**TASK OBJECTIVE:** Go through the lines below and repeat each one exactly, skipping pictures.

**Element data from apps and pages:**
....

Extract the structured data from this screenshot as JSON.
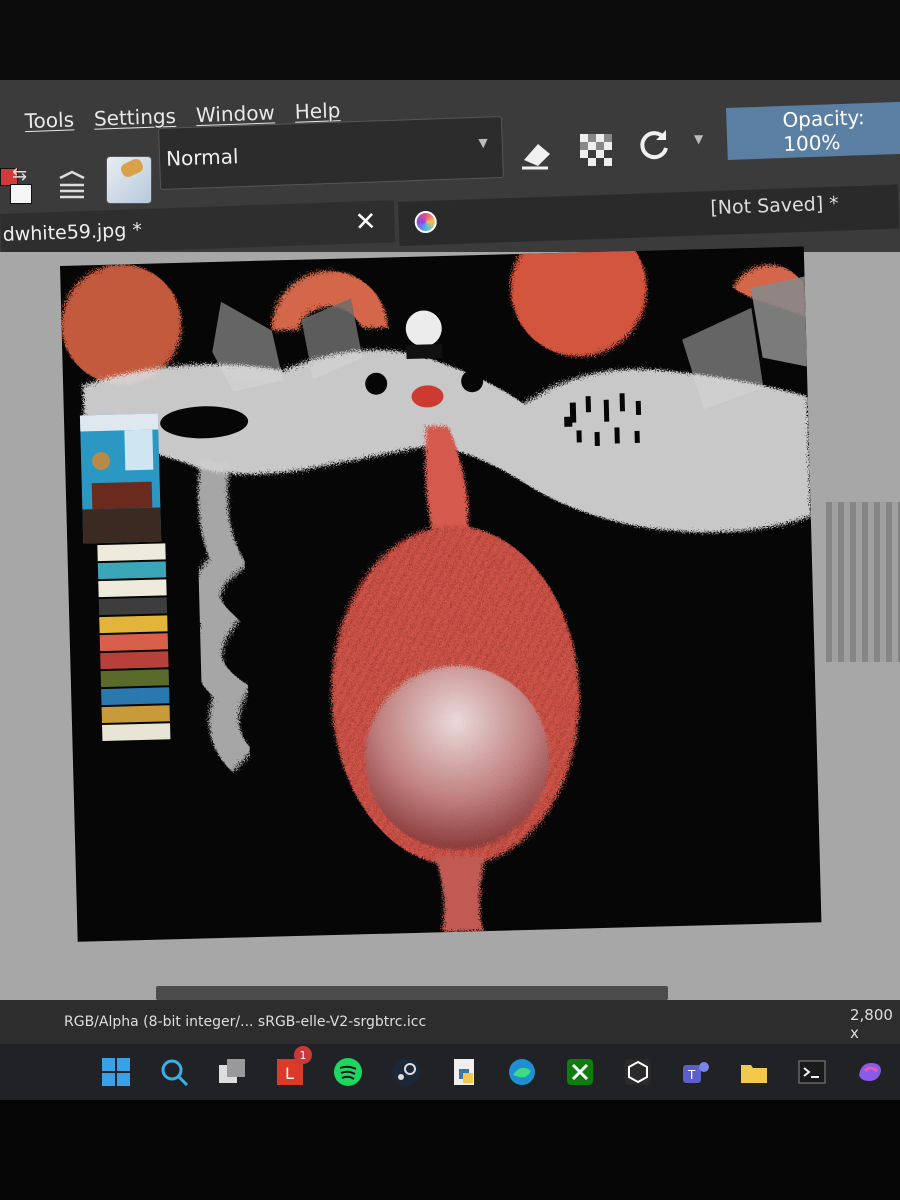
{
  "menu": {
    "tools": "Tools",
    "settings": "Settings",
    "window": "Window",
    "help": "Help"
  },
  "toolbar": {
    "blend_mode": "Normal",
    "opacity_label": "Opacity: 100%"
  },
  "tabs": {
    "document_title": "dwhite59.jpg *",
    "second_tab_status": "[Not Saved]  *"
  },
  "status": {
    "color_profile": "RGB/Alpha (8-bit integer/... sRGB-elle-V2-srgbtrc.icc",
    "image_size": "2,800 x"
  },
  "taskbar": {
    "notification_count": "1",
    "apps": [
      "start-icon",
      "search-icon",
      "task-view-icon",
      "library-icon",
      "spotify-icon",
      "steam-icon",
      "python-file-icon",
      "edge-icon",
      "xbox-icon",
      "unity-icon",
      "teams-icon",
      "file-explorer-icon",
      "terminal-icon",
      "copilot-icon"
    ]
  },
  "colors": {
    "accent_opacity": "#5b7fa3",
    "fg_color": "#d23a3a",
    "bg_color": "#f5f5f5",
    "palette_swatches": [
      "#eeeadc",
      "#3aa6b8",
      "#eeeadc",
      "#3d3d3d",
      "#e3b43a",
      "#d8604a",
      "#b8403a",
      "#5a6a2a",
      "#2a78b0",
      "#c89a3a",
      "#e8e4d6"
    ]
  }
}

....

**SOLUTION TO THE EXERCISE:**
Extract the structured data from this screenshot as JSON.
{
  "menu": {
    "tools": "Tools",
    "settings": "Settings",
    "window": "Window",
    "help": "Help"
  },
  "toolbar": {
    "blend_mode": "Normal",
    "opacity_label": "Opacity: 100%"
  },
  "tabs": {
    "document_title": "dwhite59.jpg *",
    "second_tab_status": "[Not Saved]  *"
  },
  "status": {
    "color_profile": "RGB/Alpha (8-bit integer/... sRGB-elle-V2-srgbtrc.icc",
    "image_size": "2,800 x"
  },
  "taskbar": {
    "notification_count": "1",
    "apps": [
      "start-icon",
      "search-icon",
      "task-view-icon",
      "library-icon",
      "spotify-icon",
      "steam-icon",
      "python-file-icon",
      "edge-icon",
      "xbox-icon",
      "unity-icon",
      "teams-icon",
      "file-explorer-icon",
      "terminal-icon",
      "copilot-icon"
    ]
  },
  "colors": {
    "accent_opacity": "#5b7fa3",
    "fg_color": "#d23a3a",
    "bg_color": "#f5f5f5",
    "palette_swatches": [
      "#eeeadc",
      "#3aa6b8",
      "#eeeadc",
      "#3d3d3d",
      "#e3b43a",
      "#d8604a",
      "#b8403a",
      "#5a6a2a",
      "#2a78b0",
      "#c89a3a",
      "#e8e4d6"
    ]
  }
}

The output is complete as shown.